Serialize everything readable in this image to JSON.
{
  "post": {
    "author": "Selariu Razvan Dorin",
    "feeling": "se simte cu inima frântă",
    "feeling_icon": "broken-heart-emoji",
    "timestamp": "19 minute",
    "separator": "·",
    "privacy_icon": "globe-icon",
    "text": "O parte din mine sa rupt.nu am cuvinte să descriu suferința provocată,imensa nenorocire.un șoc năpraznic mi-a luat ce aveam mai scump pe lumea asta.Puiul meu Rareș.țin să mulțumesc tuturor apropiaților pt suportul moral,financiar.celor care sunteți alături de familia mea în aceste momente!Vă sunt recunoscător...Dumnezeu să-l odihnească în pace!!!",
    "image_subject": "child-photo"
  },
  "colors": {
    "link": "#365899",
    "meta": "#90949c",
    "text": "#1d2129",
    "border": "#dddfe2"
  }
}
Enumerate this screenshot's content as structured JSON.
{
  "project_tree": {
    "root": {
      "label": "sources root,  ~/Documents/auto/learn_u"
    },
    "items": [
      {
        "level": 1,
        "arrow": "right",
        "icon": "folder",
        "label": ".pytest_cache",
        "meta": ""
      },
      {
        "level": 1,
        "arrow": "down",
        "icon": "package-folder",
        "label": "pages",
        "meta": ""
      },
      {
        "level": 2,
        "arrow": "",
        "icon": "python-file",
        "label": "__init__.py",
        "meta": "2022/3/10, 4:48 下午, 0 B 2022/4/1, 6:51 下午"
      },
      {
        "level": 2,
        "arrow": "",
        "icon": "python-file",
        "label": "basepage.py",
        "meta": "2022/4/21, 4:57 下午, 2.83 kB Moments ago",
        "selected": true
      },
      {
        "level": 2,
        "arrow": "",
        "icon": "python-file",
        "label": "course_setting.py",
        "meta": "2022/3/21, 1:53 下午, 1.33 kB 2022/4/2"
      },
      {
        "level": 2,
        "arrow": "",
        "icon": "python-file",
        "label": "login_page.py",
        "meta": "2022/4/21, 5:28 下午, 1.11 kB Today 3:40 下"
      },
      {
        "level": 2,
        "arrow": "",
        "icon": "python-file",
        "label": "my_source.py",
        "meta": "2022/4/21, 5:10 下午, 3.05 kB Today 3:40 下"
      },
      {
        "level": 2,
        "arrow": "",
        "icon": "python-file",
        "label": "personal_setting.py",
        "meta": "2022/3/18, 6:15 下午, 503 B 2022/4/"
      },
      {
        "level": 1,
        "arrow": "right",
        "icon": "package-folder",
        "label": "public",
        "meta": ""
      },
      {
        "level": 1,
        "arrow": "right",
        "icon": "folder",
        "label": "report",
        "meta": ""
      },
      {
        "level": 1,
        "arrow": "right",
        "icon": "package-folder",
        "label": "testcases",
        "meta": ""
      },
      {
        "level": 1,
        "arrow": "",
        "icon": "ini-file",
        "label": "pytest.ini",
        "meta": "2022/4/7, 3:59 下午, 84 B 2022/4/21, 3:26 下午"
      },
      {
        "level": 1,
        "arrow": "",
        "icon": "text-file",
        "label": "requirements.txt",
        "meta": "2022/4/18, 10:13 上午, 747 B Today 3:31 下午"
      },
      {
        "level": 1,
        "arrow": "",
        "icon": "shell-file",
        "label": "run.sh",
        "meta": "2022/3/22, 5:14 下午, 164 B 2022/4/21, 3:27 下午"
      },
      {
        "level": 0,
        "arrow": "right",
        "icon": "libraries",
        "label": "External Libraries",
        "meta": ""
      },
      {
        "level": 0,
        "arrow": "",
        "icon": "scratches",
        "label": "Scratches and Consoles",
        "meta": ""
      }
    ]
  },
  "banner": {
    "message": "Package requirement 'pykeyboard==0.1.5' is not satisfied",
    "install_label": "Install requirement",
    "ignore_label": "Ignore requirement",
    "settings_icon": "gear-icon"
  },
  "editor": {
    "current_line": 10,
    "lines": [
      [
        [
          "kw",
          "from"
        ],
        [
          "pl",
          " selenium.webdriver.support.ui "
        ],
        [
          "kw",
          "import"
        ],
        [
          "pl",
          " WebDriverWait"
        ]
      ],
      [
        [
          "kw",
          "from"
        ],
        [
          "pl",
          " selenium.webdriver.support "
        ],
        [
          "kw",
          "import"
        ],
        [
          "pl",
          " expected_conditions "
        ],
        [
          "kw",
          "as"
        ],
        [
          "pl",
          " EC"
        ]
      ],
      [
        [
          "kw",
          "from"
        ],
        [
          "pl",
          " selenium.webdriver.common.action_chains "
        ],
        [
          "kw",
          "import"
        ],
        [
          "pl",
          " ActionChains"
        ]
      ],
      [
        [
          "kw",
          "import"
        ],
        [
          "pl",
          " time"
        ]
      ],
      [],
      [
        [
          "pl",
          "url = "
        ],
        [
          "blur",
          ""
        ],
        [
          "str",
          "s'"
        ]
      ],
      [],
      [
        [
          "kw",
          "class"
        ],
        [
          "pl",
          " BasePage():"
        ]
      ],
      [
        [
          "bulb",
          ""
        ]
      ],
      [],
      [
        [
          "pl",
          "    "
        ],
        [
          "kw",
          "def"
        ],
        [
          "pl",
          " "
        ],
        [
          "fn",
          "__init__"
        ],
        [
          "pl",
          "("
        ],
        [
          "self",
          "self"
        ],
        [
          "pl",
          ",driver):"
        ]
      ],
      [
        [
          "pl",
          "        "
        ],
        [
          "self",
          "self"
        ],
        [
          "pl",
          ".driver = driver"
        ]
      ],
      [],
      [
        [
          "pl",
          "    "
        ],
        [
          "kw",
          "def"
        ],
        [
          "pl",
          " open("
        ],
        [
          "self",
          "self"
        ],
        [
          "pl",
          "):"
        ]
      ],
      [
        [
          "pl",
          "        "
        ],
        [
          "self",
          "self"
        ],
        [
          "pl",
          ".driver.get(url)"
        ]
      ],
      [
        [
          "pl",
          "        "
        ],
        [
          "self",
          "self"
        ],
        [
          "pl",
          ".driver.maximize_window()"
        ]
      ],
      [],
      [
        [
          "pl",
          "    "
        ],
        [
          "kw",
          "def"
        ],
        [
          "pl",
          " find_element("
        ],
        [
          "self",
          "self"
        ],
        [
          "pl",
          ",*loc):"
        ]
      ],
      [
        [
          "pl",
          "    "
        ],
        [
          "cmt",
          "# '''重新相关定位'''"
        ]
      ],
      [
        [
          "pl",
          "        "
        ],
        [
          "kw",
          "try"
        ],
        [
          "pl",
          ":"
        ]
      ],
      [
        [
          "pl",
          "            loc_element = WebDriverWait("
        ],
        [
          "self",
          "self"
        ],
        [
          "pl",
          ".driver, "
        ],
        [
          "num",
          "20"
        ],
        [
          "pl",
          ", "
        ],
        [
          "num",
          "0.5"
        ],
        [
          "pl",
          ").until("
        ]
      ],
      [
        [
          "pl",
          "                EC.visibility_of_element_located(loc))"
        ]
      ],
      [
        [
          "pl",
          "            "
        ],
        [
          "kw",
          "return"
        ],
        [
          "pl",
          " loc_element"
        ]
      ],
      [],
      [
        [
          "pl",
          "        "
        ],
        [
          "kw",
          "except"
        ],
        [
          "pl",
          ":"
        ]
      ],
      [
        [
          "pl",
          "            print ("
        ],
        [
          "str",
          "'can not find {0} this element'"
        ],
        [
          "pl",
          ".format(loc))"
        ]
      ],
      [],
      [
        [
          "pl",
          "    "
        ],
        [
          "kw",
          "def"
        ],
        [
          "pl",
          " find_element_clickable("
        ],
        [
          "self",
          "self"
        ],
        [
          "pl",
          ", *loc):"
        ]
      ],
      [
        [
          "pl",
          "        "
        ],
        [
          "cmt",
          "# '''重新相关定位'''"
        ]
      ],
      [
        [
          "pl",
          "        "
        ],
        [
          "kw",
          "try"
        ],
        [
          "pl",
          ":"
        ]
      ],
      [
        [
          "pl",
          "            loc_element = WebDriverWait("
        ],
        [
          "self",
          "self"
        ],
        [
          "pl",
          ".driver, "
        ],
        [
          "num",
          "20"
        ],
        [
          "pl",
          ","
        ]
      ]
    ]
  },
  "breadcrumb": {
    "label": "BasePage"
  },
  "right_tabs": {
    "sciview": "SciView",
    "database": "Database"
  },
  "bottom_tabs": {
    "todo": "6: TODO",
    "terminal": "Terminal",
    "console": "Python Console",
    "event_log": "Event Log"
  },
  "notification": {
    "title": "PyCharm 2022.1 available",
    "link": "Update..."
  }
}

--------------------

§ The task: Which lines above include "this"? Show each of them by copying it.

§ Your solution:
Serialize everything readable in this image to JSON.
Enumerate this screenshot's content as structured JSON.
          "'can not find {0} this element'"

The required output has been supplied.